As a converted quarterback and rookie in his first playoff game, Edelman had one of my all-time favorite plays in the 2009 AFC Wild Card game against Baltimore. On a 4th-and-7, he somehow took this ill-advised screen pass for a first down:
This play showed the ability to adjust and catch the ball, quickness, elusiveness, and grit. Sure, it was wiped out by a penalty, but that is irrelevant. For what it is worth, Edelman came right back with a 24-yard catch on 4th-and-17 to convert for the first down. He was the lone bright spot on a horrific day for the offense.
Edelman has not shown much as a receiver since that season. But as a better returner than Welker, and a younger, cheaper option, it would be very New England-like to cut bait with Welker and go forward with his replacement.
Defensive back is another position the Patriots have tried to do everything with since losing Asante Samuel following the 2007 season. Shawn Springs and Leigh Bodden were veteran signings that did not exactly work.
Brandon Meriweather, Pro Bowls be damned, was not a great first-round pick in 2007. Terrence Wheatley and Darius Butler were definitely not good picks at cornerback.
Patrick Chung, Devin McCourty and Kyle Arrington have all had their moments in New England, both good and bad. It is hard to say the Patriots are content long-term with any of them. Chung and Arrington will be free agents, so we will see how they feel.
The signing that was interesting was Aqib Talib this past season, who had some off-field issues. He was injured early in the AFC Championship Game, which was a big blow as Flacco went to the air relentlessly later, and the Patriots may want to look into resigning him.
However, Belichick has a real man-crush on Ed Reed, who may be leaving Baltimore. The long-term prospects are much better on Talib than Reed, but in a one-year push, signing Reed may not be a bad move.
But one could easily argue ball-hawking is not the problem with New England’s defense given all the takeaways. It is more about pass rush, as every secondary is connected to how good the pass rush is.
Do you sign an old veteran like Dwight Freeney, or do you jump in the bidding war for a flashy new champion like Paul Kruger from Baltimore? Neither sounds like a real solution for making the Patriots better in 2013.
So if you are a New England fan then you are hoping for a change at No. 1 receiver, a healthy Gronkowski in the playoffs, young players getting better on defense, maybe a key veteran signing, and then a few playoff opponents that are not familiar with your team.
Good luck as the Patriots will likely play the best teams in each AFC division, along with the competitive NFC South.
Again, most teams in the league would kill to be in this position, especially every year. But even the rich will get tired of having the finest caviar and champagne with every meal.
Stop teasing us with greatness, New England.
Scott Kacsmar writes for Cold, Hard Football Facts, NBC Sports, Colts Authority, and contributes data to Pro-Football-Reference.com and NFL Network.

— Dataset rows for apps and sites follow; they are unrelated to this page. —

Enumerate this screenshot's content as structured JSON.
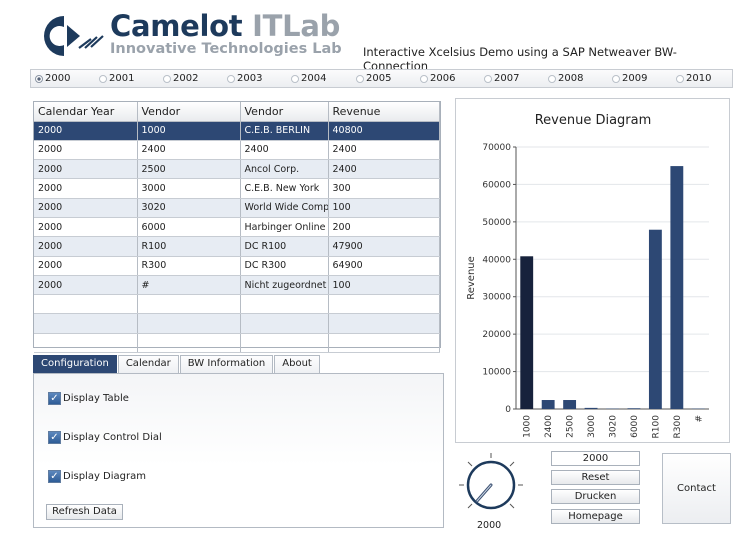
{
  "header": {
    "brand_main": "Camelot ",
    "brand_accent": "ITLab",
    "brand_sub": "Innovative Technologies Lab",
    "demo_title": "Interactive Xcelsius Demo using a SAP Netweaver BW-Connection",
    "brand_color": "#1d3a5c",
    "accent_color": "#9aa2ab"
  },
  "years": {
    "selected": "2000",
    "items": [
      "2000",
      "2001",
      "2002",
      "2003",
      "2004",
      "2005",
      "2006",
      "2007",
      "2008",
      "2009",
      "2010"
    ]
  },
  "table": {
    "headers": [
      "Calendar Year",
      "Vendor",
      "Vendor",
      "Revenue"
    ],
    "rows": [
      [
        "2000",
        "1000",
        "C.E.B. BERLIN",
        "40800"
      ],
      [
        "2000",
        "2400",
        "2400",
        "2400"
      ],
      [
        "2000",
        "2500",
        "Ancol Corp.",
        "2400"
      ],
      [
        "2000",
        "3000",
        "C.E.B. New York",
        "300"
      ],
      [
        "2000",
        "3020",
        "World Wide Comp",
        "100"
      ],
      [
        "2000",
        "6000",
        "Harbinger Online",
        "200"
      ],
      [
        "2000",
        "R100",
        "DC R100",
        "47900"
      ],
      [
        "2000",
        "R300",
        "DC R300",
        "64900"
      ],
      [
        "2000",
        "#",
        "Nicht zugeordnet",
        "100"
      ],
      [
        "",
        "",
        "",
        ""
      ],
      [
        "",
        "",
        "",
        ""
      ],
      [
        "",
        "",
        "",
        ""
      ]
    ],
    "selected_row_color": "#2d4874"
  },
  "tabs": {
    "items": [
      "Configuration",
      "Calendar",
      "BW Information",
      "About"
    ],
    "active": "Configuration"
  },
  "config": {
    "display_table": "Display Table",
    "display_dial": "Display Control Dial",
    "display_diagram": "Display Diagram",
    "refresh": "Refresh Data",
    "checked": true
  },
  "controls": {
    "year_field": "2000",
    "reset": "Reset",
    "print": "Drucken",
    "homepage": "Homepage",
    "contact": "Contact",
    "dial_value": "2000"
  },
  "chart_data": {
    "type": "bar",
    "title": "Revenue Diagram",
    "ylabel": "Revenue",
    "xlabel": "",
    "categories": [
      "1000",
      "2400",
      "2500",
      "3000",
      "3020",
      "6000",
      "R100",
      "R300",
      "#"
    ],
    "values": [
      40800,
      2400,
      2400,
      300,
      100,
      200,
      47900,
      64900,
      100
    ],
    "ylim": [
      0,
      70000
    ],
    "yticks": [
      0,
      10000,
      20000,
      30000,
      40000,
      50000,
      60000,
      70000
    ],
    "bar_colors": [
      "#17223c",
      "#2d4874"
    ],
    "grid": true
  }
}
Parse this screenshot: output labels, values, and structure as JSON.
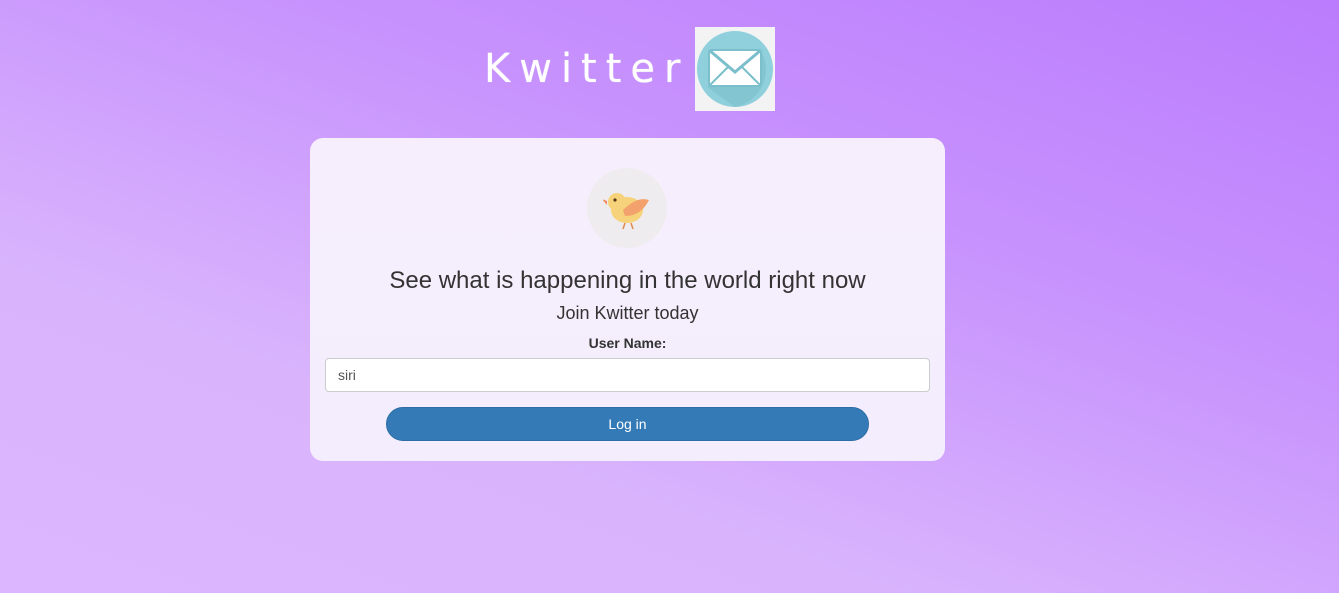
{
  "header": {
    "brand": "Kwitter",
    "logo_icon": "envelope-icon"
  },
  "card": {
    "bird_icon": "bird-icon",
    "headline": "See what is happening in the world right now",
    "subline": "Join Kwitter today",
    "username_label": "User Name:",
    "username_value": "siri",
    "login_label": "Log in"
  },
  "colors": {
    "background_top": "#bb7cfd",
    "background_bottom": "#dcb6fe",
    "card_background": "#f5eefc",
    "button": "#337ab7",
    "text": "#333333"
  }
}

You can visit his blog for a complete writing archive, and can follow him on Twitter at @CaptainComeback.